We started the day just 5 km or so from the Premier Hotel, Rio Verde, where on 3 March 2011 Eunice and I had searched and found Turbinicarpus lophophorioides and Coryphantha maiz-tablensis. Then the plants were very shrivelled up and difficult to tell apart. Nothing had changed much, including our inability to distinguish the two taxa – may be we were only seeing the one and did not tell which one it was! We resolved that if it was pulled into the ground, it was T. lophophoroides, else it was C. maiz-tablensis. Areoles & spine clusters were almost identical, all quite different from plants in my collection. But just as back home, it seemed that these plants were short-lived.
Next we went off to another 2011 stop. This time I was confident that we’d park the car and just walk straight up to the first electricity pylon where we’d turn left to find Ariocarpus retusus ssp scapharostrioides plus lots of other cacti. All the land marks ticked all the boxes – but there was just one aspect missing – the cacti! May be it was at the second pylon, or may be the third? By the time Ian had made it to the fourth pylon there was an enthusiastic wave from him – he had found them. By then, Cliff had given up in the heat and had returned to the car but this time with me as the key holder. As usual Cliff likes to do his own exploring and although I had shouted as loud as I could each time that we were moving on to the next pylon, he claimed not to have heard. He was not best pleased when we returned, but as all who have travelled with him will confirm, he is usually the last to return to the car, so I have had to wait many times.
Our next stop (S3124) was for Lophophora viridescens, just a quick 30 minute stop, near San Francisco. It took me just five minutes to gain the opinion that the conditions were wrong to find Lophos here, too dry in the open places, lots of cacti among the shrubbery and ceroids, but too much annual vegetation to spot tiny plants beneath them. The others confirmed my opinion 30 minutes later. Plants found include Coryphantha maiz-tablensis, Cylindropuntia leptocaulis, Echinocereus enneacanthus, Mammillaria sp. Myrtillocactus geometrizans, Stenocereus (Rittercereus) pruinosus and Tillandsia recurvata.
The next stop (S3125) was for the giant 3 meter tall Platy – Echinocactus platyacanthus that Eunice and I had first seen in 2011. Then, she had been on one side of the hill while me and the giant were on the other. I made three attempts to balance my camera on another platy and use the timer to take a picture of me and the giant – I failed. This time Ian obliged. As I walked up to the giant I was reminded of the opening number on Eric Clapton’s 50th Anniversary Concert at the Royal Albert Hall, where Angie had taken me for my 60th birthday: ‘Hello, old friend!’ In my alternative nomenclature system for individual cacti seen in habitat, this becomes PK#4 – Lanky (syn. Tally and Giant).

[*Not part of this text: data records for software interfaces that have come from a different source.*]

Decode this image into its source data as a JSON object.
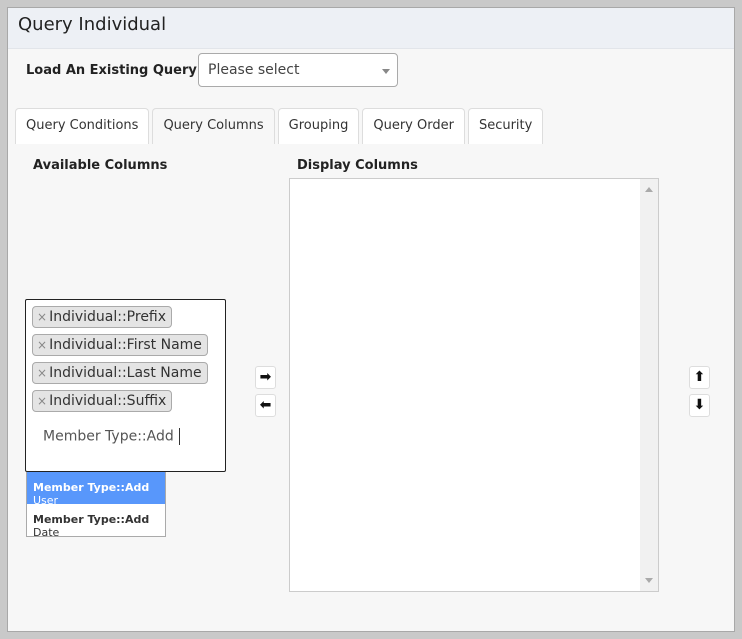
{
  "title": "Query Individual",
  "load_query": {
    "label": "Load An Existing Query:",
    "placeholder": "Please select"
  },
  "tabs": [
    {
      "label": "Query Conditions"
    },
    {
      "label": "Query Columns",
      "active": true
    },
    {
      "label": "Grouping"
    },
    {
      "label": "Query Order"
    },
    {
      "label": "Security"
    }
  ],
  "available": {
    "heading": "Available Columns",
    "selected": [
      "Individual::Prefix",
      "Individual::First Name",
      "Individual::Last Name",
      "Individual::Suffix"
    ],
    "typed": "Member Type::Add",
    "suggestions": [
      {
        "bold": "Member Type::Add",
        "rest": " User",
        "highlighted": true
      },
      {
        "bold": "Member Type::Add",
        "rest": " Date"
      }
    ]
  },
  "display": {
    "heading": "Display Columns",
    "items": []
  },
  "icons": {
    "add": "arrow-right-icon",
    "remove": "arrow-left-icon",
    "up": "arrow-up-icon",
    "down": "arrow-down-icon",
    "remove_chip": "×"
  },
  "colors": {
    "highlight": "#5897fb",
    "header_bg": "#edf0f5"
  }
}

As in 2011, I probably took more images of Astrophytum myriostigma in flower here than on the rest of the trip put together. There was also a small plant that I first thought was Coryphantha maiz-tablensis, but as they got larger towards the top of the hill it was clearly a Thelocactus, presenting us with the problem of which one – T. hexaedrophorus was a candidate (but not recorded from this area), which would add another tick in the Thelo-list – but is it? And if so, which form? I’ll have to check what I called it in 2011, if indeed I recorded seeing it (I did not – or may be as a Coryphantha sp?). I’ve settled on T. tulensis based on information from literature.
We had passed all these stops yesterday and had bounced all this way again just to see these great plants. Then the plan had been to take the highway to Rio Verde and while I was having a snooze the plan got changed so that we ended up bouncing along a variable quality track. Then, we stopped in a hamlet where Ian bought two family size bottles of Cola and the elderly lady pointed out that there was a deposit on these plastic bottles. At the time we thought: ‘ yeah, what ever!’ Today he was able to return the empties.
Tomorrow we head south again.